## Requirement
Using the records provided below, locate and copy each line that contains the word "Python".

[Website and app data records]
*** Block opens ***

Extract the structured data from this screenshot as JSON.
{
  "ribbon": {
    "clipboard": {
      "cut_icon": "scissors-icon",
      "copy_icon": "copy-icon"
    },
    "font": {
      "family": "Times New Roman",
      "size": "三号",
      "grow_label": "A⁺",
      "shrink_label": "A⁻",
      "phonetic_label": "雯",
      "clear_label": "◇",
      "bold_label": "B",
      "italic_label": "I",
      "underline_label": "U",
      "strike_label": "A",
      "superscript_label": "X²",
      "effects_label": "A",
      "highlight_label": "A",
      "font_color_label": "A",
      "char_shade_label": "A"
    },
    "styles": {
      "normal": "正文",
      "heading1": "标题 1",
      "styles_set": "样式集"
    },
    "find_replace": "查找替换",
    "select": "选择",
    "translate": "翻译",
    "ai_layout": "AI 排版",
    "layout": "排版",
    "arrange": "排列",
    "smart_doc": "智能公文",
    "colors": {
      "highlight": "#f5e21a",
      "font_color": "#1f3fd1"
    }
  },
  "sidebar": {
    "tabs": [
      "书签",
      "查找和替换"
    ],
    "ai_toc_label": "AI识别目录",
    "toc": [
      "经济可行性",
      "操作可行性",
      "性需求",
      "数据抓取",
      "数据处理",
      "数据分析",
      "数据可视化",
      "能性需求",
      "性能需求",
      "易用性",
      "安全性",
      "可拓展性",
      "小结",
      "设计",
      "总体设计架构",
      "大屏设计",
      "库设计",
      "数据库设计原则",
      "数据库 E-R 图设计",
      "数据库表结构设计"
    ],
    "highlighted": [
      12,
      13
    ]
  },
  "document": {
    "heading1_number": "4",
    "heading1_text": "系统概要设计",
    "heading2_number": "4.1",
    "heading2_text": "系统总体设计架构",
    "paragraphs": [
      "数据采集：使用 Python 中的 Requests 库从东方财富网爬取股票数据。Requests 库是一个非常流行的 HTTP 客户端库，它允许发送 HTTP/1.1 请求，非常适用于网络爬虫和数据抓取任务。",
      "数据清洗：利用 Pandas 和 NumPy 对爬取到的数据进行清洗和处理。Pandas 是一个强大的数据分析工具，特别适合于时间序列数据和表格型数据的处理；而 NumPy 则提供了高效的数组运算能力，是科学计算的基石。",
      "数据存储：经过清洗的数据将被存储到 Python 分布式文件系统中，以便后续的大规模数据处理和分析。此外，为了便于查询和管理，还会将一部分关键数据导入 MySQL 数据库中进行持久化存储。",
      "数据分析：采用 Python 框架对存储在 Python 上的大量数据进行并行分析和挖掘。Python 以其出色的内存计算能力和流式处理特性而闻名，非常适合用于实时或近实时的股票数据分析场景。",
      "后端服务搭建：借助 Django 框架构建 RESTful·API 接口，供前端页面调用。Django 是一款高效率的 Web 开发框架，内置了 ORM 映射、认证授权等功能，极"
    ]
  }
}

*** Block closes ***

## Solution for this exercise
      "数据采集：使用 Python 中的 Requests 库从东方财富网爬取股票数据。Requests 库是一个非常流行的 HTTP 客户端库，它允许发送 HTTP/1.1 请求，非常适用于网络爬虫和数据抓取任务。",
      "数据存储：经过清洗的数据将被存储到 Python 分布式文件系统中，以便后续的大规模数据处理和分析。此外，为了便于查询和管理，还会将一部分关键数据导入 MySQL 数据库中进行持久化存储。",
      "数据分析：采用 Python 框架对存储在 Python 上的大量数据进行并行分析和挖掘。Python 以其出色的内存计算能力和流式处理特性而闻名，非常适合用于实时或近实时的股票数据分析场景。",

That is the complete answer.